● Working data:

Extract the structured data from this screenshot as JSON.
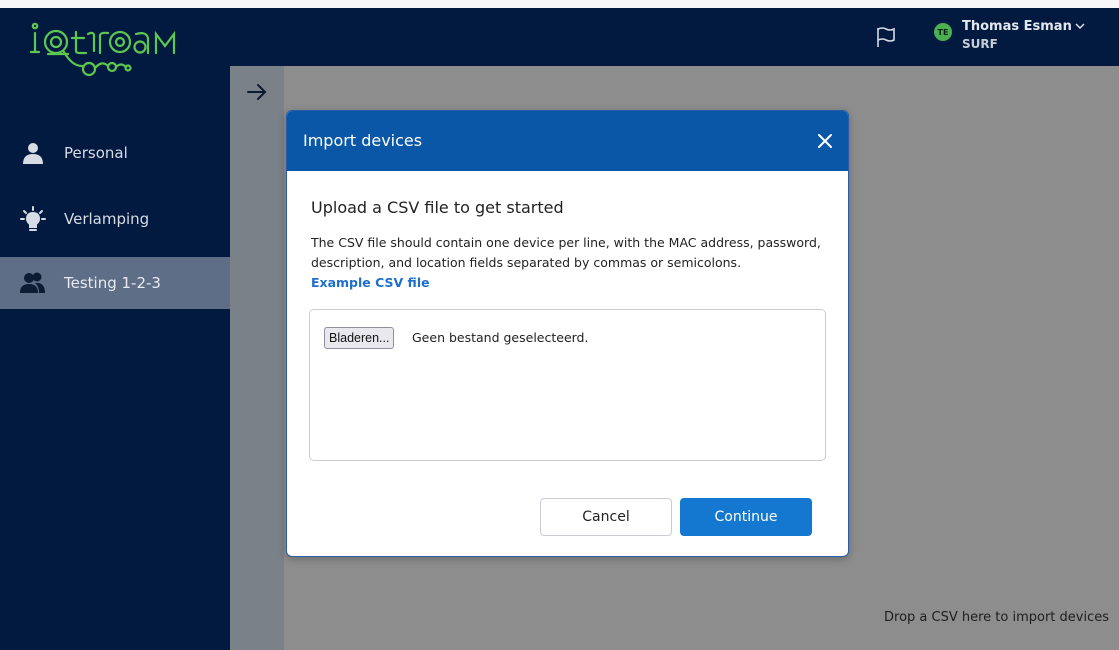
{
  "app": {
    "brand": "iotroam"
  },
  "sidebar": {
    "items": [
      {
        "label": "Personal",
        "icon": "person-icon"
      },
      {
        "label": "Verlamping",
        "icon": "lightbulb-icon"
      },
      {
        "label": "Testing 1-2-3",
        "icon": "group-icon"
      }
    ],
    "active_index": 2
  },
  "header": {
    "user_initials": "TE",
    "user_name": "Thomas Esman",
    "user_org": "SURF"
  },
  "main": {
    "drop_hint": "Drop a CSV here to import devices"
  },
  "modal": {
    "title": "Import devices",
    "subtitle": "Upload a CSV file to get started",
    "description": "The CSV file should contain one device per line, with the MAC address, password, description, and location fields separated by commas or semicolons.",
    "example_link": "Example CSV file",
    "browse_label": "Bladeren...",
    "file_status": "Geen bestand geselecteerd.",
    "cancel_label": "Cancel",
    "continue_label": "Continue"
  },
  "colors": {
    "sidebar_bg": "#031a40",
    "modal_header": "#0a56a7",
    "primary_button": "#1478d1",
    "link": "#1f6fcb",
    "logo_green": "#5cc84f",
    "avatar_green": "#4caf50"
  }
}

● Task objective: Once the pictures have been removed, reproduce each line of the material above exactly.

● Answer to this problem:
Extract the structured data from this screenshot as JSON.
{
  "app": {
    "brand": "iotroam"
  },
  "sidebar": {
    "items": [
      {
        "label": "Personal",
        "icon": "person-icon"
      },
      {
        "label": "Verlamping",
        "icon": "lightbulb-icon"
      },
      {
        "label": "Testing 1-2-3",
        "icon": "group-icon"
      }
    ],
    "active_index": 2
  },
  "header": {
    "user_initials": "TE",
    "user_name": "Thomas Esman",
    "user_org": "SURF"
  },
  "main": {
    "drop_hint": "Drop a CSV here to import devices"
  },
  "modal": {
    "title": "Import devices",
    "subtitle": "Upload a CSV file to get started",
    "description": "The CSV file should contain one device per line, with the MAC address, password, description, and location fields separated by commas or semicolons.",
    "example_link": "Example CSV file",
    "browse_label": "Bladeren...",
    "file_status": "Geen bestand geselecteerd.",
    "cancel_label": "Cancel",
    "continue_label": "Continue"
  },
  "colors": {
    "sidebar_bg": "#031a40",
    "modal_header": "#0a56a7",
    "primary_button": "#1478d1",
    "link": "#1f6fcb",
    "logo_green": "#5cc84f",
    "avatar_green": "#4caf50"
  }
}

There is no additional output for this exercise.